Once in Nevada he became a miner, hoping to strike it rich digging up silver in the Comstock Lode and staying for long periods in camp with his fellow prospectors--another mode of living that he later put to literary use.
Failing as a miner, he fell into newspaper work in Virginia City for the Territorial Enterprise, where he adopted the pen name "Mark Twain" for the first time.
This paper examines the literary works of Mark Twain.
But it is often thought that the name actually came from his wilder days in the West, where he would buy two drinks and tell the bartender to "mark twain" on his tab. In addition to Mark Twain, Clemens used the pseudonym "Sieur Louis de Conte".
Sold by subscription, the book became hugely popular and put its author in a spotlight he never willingly relinquished for the rest of his life.
After the success of Innocents Abroad he married Olivia Langdon in 1870 and moved to Buffalo, New York, then to Hartford, Connecticut.
Twain himself wrote: The old gentleman [Captain Isaiah Sellers] was not of literary turn or capacity, but he used to jot down brief paragraphs of plain practical information about the river, and sign them "MARK TWAIN," and give them to the "New Orleans Picayune." They related to the stage and condition of the river, and were accurate and valuable; and thus far, they contained no poison.
[...] I burlesqued it broadly, very broadly, stringing my fantastics out to the extent of eight hundred or a thousand words.

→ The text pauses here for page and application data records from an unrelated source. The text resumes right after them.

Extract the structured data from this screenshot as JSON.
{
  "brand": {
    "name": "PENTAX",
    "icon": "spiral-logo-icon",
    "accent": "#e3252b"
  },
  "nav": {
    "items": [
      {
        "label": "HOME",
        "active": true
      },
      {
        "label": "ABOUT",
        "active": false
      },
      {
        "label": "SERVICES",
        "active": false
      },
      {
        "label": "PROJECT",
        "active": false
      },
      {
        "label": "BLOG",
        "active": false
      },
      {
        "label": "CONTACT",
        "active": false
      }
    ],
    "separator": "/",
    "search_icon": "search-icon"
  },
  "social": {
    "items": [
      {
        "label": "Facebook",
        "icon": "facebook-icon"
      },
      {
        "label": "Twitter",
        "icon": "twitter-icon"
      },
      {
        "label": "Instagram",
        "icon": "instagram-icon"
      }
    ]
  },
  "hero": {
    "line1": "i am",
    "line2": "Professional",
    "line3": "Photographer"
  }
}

I showed my performance to some pilots, and they eagerly rushed it into print in the "New Orleans True Delta." It was a great pity; for it did nobody any worthy service, and it sent a pang deep into a good man's heart.